The overall goal of the PITT-ADRC is to perform and promote research that increases our understanding of: 1) the etiology and pathogenesis of Alzheimer’s disease (AD), 2) the mechanisms underlying the cognitive and behavioral symptoms of AD, and 3) to develop strategies that will result in effective early diagnoses and treatments for AD and related dementias.

Ann D. Cohen, PhD
Core Leader

The Neuroimaging Core (NIC) will support these Center-wide goals by developing and applying cutting edge neuroimaging technology to studies that are focused on early and presymptomatic stages of the AD spectrum.                               

As the search for preclinical biomarkers continues, it is becoming increasingly clear that functional and structural brain imaging data may hold the key to identifying the earliest pathological manifestations of AD prior to any meaningful clinical change. The NIC will continue to develop and distribute technology for acquiring and interpreting brain functional and structural imaging data in the support of AD research. The NIC will advance the Center goals by supporting and promoting research that increases our understanding of the etiology and pathogenesis of AD and facilitates the development of new therapies and methods for monitoring therapeutic efficacy. The NIC maintains data sets of structural imaging on individuals enrolled through the Clinical Core, and we continue to work on the expansion of leading-edge analytic technologies, and novel radiotracer ligands measured with Positron Emission Tomography (PET) (i.e., PiB, AV-1451 and GTP-1).

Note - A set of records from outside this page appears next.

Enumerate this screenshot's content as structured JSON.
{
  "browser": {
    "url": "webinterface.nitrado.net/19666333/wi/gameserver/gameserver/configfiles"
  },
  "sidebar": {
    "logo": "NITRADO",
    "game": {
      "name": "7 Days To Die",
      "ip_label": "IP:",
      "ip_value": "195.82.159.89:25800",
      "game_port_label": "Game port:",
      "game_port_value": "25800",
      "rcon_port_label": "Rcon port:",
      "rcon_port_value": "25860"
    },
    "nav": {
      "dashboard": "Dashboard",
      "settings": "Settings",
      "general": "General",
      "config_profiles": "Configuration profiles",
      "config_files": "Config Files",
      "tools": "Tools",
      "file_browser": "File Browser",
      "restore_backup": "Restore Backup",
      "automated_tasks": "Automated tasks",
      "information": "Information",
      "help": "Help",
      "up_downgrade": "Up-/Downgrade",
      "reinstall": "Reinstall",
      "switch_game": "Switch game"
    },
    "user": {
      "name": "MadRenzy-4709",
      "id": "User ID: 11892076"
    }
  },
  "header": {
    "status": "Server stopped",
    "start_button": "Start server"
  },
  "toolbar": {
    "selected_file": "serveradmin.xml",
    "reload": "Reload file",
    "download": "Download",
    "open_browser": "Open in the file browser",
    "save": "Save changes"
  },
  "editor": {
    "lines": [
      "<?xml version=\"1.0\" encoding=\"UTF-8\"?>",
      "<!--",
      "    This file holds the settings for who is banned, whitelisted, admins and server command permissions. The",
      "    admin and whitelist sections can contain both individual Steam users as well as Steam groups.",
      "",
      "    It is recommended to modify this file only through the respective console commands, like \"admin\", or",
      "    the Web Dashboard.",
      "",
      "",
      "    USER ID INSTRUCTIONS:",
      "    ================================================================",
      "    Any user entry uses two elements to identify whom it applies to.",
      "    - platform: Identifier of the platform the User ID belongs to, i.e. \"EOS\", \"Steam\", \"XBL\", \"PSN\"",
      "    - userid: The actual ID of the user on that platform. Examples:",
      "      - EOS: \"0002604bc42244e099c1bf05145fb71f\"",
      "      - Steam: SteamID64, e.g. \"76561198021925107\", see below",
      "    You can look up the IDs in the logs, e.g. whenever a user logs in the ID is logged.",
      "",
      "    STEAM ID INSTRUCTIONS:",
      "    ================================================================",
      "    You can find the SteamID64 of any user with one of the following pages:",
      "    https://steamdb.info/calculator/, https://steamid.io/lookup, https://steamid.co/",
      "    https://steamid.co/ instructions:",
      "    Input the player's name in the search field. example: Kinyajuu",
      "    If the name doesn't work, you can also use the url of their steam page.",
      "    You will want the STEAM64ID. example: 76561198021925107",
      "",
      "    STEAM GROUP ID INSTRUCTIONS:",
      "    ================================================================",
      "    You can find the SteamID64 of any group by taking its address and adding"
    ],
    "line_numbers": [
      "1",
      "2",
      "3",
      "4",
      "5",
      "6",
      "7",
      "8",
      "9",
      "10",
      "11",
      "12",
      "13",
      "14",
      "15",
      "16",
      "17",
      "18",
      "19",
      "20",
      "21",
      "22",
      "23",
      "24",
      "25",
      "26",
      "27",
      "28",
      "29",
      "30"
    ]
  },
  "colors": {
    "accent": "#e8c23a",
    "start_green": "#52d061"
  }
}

The work of the NIC will accelerate efforts to identify early and presymptomatic AD by identifying imaging biomarkers to monitor the natural and treated history of the disease. The curated, “trial-ready” participant database will allow PITT-ADRC researchers to track biomarker-based clinical progression and to identify risk and protective factors. This database will also uniquely position the PITT-ADRC to identify potential participants based on specific biomarker characteristics. Finally, the NIC’s focus on quality assurance will ensure that neuroimaging methods are generating data measuring what they purport to measure and that the analysis stream retains the integrity of these data, ensuring that the statistical methodologies generate model that are biologically meaningful.

Joseph Mettenburg, M.D., Ph.D. Co-Investigator
Charles Laymon, Ph.D. Co-Investigator
Eunice Matela, M.S. Research Coordinator
Carl Becker, B.S. PET Analyst
Cristy Matan, M.S.I.S. Lead Systems Administrator
Omalara Fatukasi, Ph.D. Database Administrator
William Klunk, MD, PhD Consultant
Chester Mathis, Ph.D. Consultant